What to do: Search the entries below for "Convert this screenshot". Give that line and all the lines after it again, exactly, through the last, without pictures.

Given information:

↓↓↓

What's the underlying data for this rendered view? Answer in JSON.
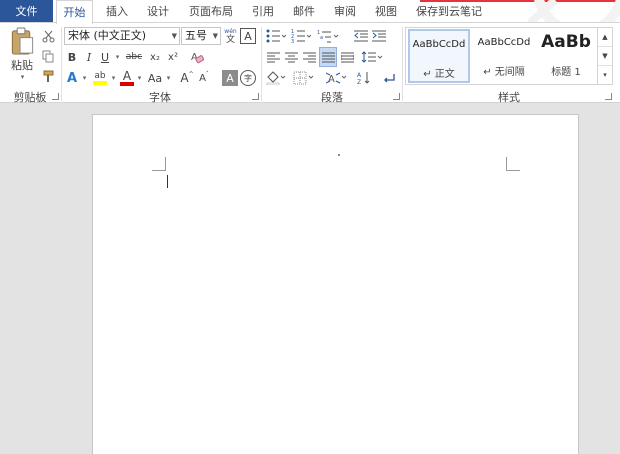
{
  "tabs": {
    "file": "文件",
    "home": "开始",
    "insert": "插入",
    "design": "设计",
    "layout": "页面布局",
    "references": "引用",
    "mailings": "邮件",
    "review": "审阅",
    "view": "视图",
    "evernote": "保存到云笔记"
  },
  "clipboard": {
    "paste_label": "粘贴",
    "group_label": "剪贴板"
  },
  "font": {
    "name": "宋体 (中文正文)",
    "size": "五号",
    "pinyin_glyph": "wén",
    "pinyin_char": "文",
    "border_char": "A",
    "bold": "B",
    "italic": "I",
    "underline": "U",
    "strike": "abc",
    "subscript": "x₂",
    "superscript": "x²",
    "text_effect": "A",
    "highlight": "ab",
    "font_color": "A",
    "change_case": "Aa",
    "grow": "A",
    "shrink": "A",
    "shading_char": "A",
    "enclose_char": "字",
    "group_label": "字体"
  },
  "paragraph": {
    "group_label": "段落"
  },
  "styles": {
    "items": [
      {
        "sample": "AaBbCcDd",
        "name": "↵ 正文"
      },
      {
        "sample": "AaBbCcDd",
        "name": "↵ 无间隔"
      },
      {
        "sample": "AaBb",
        "name": "标题 1"
      }
    ],
    "group_label": "样式"
  },
  "colors": {
    "accent": "#2b579a",
    "highlight": "#ffff00",
    "font_color": "#e00000"
  }
}
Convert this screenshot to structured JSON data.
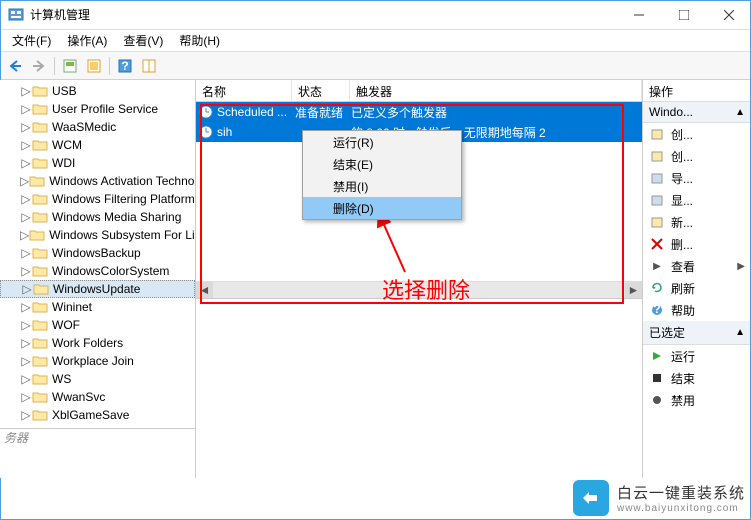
{
  "window": {
    "title": "计算机管理"
  },
  "menubar": [
    "文件(F)",
    "操作(A)",
    "查看(V)",
    "帮助(H)"
  ],
  "tree": {
    "items": [
      "USB",
      "User Profile Service",
      "WaaSMedic",
      "WCM",
      "WDI",
      "Windows Activation Technologies",
      "Windows Filtering Platform",
      "Windows Media Sharing",
      "Windows Subsystem For Linux",
      "WindowsBackup",
      "WindowsColorSystem",
      "WindowsUpdate",
      "Wininet",
      "WOF",
      "Work Folders",
      "Workplace Join",
      "WS",
      "WwanSvc",
      "XblGameSave"
    ],
    "selected_index": 11,
    "footer_cut": "务器"
  },
  "columns": {
    "name": "名称",
    "status": "状态",
    "trigger": "触发器"
  },
  "tasks": [
    {
      "name": "Scheduled ...",
      "status": "准备就绪",
      "trigger": "已定义多个触发器"
    },
    {
      "name": "sih",
      "status": "",
      "trigger": "的 8:00 时 - 触发后，无限期地每隔 2"
    }
  ],
  "context_menu": {
    "items": [
      "运行(R)",
      "结束(E)",
      "禁用(I)",
      "删除(D)"
    ],
    "highlighted_index": 3
  },
  "annotation": "选择删除",
  "actions_panel": {
    "title": "操作",
    "section1": "Windo...",
    "group1": [
      "创...",
      "创...",
      "导...",
      "显...",
      "新...",
      "删...",
      "查看",
      "刷新",
      "帮助"
    ],
    "section2": "已选定",
    "group2": [
      "运行",
      "结束",
      "禁用"
    ]
  },
  "watermark": {
    "line1": "白云一键重装系统",
    "line2": "www.baiyunxitong.com"
  }
}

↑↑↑

Exercise solution:
Convert this screenshot to structured JSON data.
{
  "window": {
    "title": "计算机管理"
  },
  "menubar": [
    "文件(F)",
    "操作(A)",
    "查看(V)",
    "帮助(H)"
  ],
  "tree": {
    "items": [
      "USB",
      "User Profile Service",
      "WaaSMedic",
      "WCM",
      "WDI",
      "Windows Activation Technologies",
      "Windows Filtering Platform",
      "Windows Media Sharing",
      "Windows Subsystem For Linux",
      "WindowsBackup",
      "WindowsColorSystem",
      "WindowsUpdate",
      "Wininet",
      "WOF",
      "Work Folders",
      "Workplace Join",
      "WS",
      "WwanSvc",
      "XblGameSave"
    ],
    "selected_index": 11,
    "footer_cut": "务器"
  },
  "columns": {
    "name": "名称",
    "status": "状态",
    "trigger": "触发器"
  },
  "tasks": [
    {
      "name": "Scheduled ...",
      "status": "准备就绪",
      "trigger": "已定义多个触发器"
    },
    {
      "name": "sih",
      "status": "",
      "trigger": "的 8:00 时 - 触发后，无限期地每隔 2"
    }
  ],
  "context_menu": {
    "items": [
      "运行(R)",
      "结束(E)",
      "禁用(I)",
      "删除(D)"
    ],
    "highlighted_index": 3
  },
  "annotation": "选择删除",
  "actions_panel": {
    "title": "操作",
    "section1": "Windo...",
    "group1": [
      "创...",
      "创...",
      "导...",
      "显...",
      "新...",
      "删...",
      "查看",
      "刷新",
      "帮助"
    ],
    "section2": "已选定",
    "group2": [
      "运行",
      "结束",
      "禁用"
    ]
  },
  "watermark": {
    "line1": "白云一键重装系统",
    "line2": "www.baiyunxitong.com"
  }
}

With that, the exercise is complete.